We went with laminate countertops because we're trying to save money, and I just couldn't justify getting an expensive stone to go on top of 50-year-old cabinets, even if they do look very nice now that they're refinished. We went with the Wilsonart International brand at Menards, which has a modern edge finish because that's the cheapest combination we could find.
We originally budgeted $300 for new countertops. Then we discovered countertops are priced by the square foot, not the linear foot, and that one extra-wide piece would be subject to custom pricing. The first estimate we got this past spring was more than three times our countertop budget.

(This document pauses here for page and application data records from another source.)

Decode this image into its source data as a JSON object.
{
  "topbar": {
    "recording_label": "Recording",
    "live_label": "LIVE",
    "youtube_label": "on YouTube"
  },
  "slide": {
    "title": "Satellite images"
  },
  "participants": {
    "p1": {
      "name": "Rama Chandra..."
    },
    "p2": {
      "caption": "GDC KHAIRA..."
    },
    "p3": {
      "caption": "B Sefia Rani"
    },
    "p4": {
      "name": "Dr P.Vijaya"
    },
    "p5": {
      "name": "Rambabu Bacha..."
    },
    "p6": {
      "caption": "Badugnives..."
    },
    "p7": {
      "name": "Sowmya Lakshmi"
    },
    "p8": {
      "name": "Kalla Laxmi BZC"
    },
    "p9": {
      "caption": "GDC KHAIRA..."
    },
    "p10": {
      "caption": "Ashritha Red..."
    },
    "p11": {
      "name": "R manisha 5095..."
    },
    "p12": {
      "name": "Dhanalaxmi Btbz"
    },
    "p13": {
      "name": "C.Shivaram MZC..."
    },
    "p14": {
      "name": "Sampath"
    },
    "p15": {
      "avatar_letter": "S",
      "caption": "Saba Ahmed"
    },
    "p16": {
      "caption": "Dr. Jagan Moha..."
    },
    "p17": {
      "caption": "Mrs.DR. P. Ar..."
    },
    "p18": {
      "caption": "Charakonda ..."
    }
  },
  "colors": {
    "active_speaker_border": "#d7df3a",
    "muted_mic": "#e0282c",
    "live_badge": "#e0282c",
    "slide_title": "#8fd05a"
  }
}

To save money, we decided to install the countertops ourselves, and my dad helped my husband measure them down to the sixteenth of an inch. That cut the estimate in half since we didn't have to pay any labor costs. Then we waited for the countertops to go on sale, which saved us another $100, with tax. In the end, we only paid about $100 more than we originally budgeted.
Now we just have to wait for the countertops to come in, and then we can finally get rid of those dated sea foam-green ones that really look goofy with the Mediterranean color scheme.
More cooking from the kitchen garden
My garden has produced about a million cherry tomatoes, hot peppers and a few heirloom tomatoes.
I've been helping to edit the Mississippi Valley Quilters Guild cookbook, "Cooking with Quilters," before its third printing, and I came across a great salsa recipe that will help me use up some of my produce.
The result was amazing. It's kind of like the salsa served at La Rancherita in Rock Island, only hotter. You definitely need a glass of water or maybe a Dos Equis to keep your mouth from burning up, but it's really tasty, and I just can't stop eating it.
You have free articles remaining.
Here's the recipe, which makes three cups of salsa:
4 cups fresh, peeled and chopped tomatoes (I used two good-sized heirloom tomatoes.)
1/4 cup chopped onion
2 to 4 jalapeno peppers, cut fine (I used six and mixed in all the seeds, which explains the extra kick)
1 teaspoon cumin
1 teaspoon cilantro (I didn't have this in my kitchen, so I left it out.)
1 tablespoon olive or vegetable oil
1 teaspoon salt
1 tablespoon vinegar
1 clove garlic (chopped)
Combine ingredients and refrigerate.
Follow Stephanie De Pasquale at twitter.com/S_DePasquale.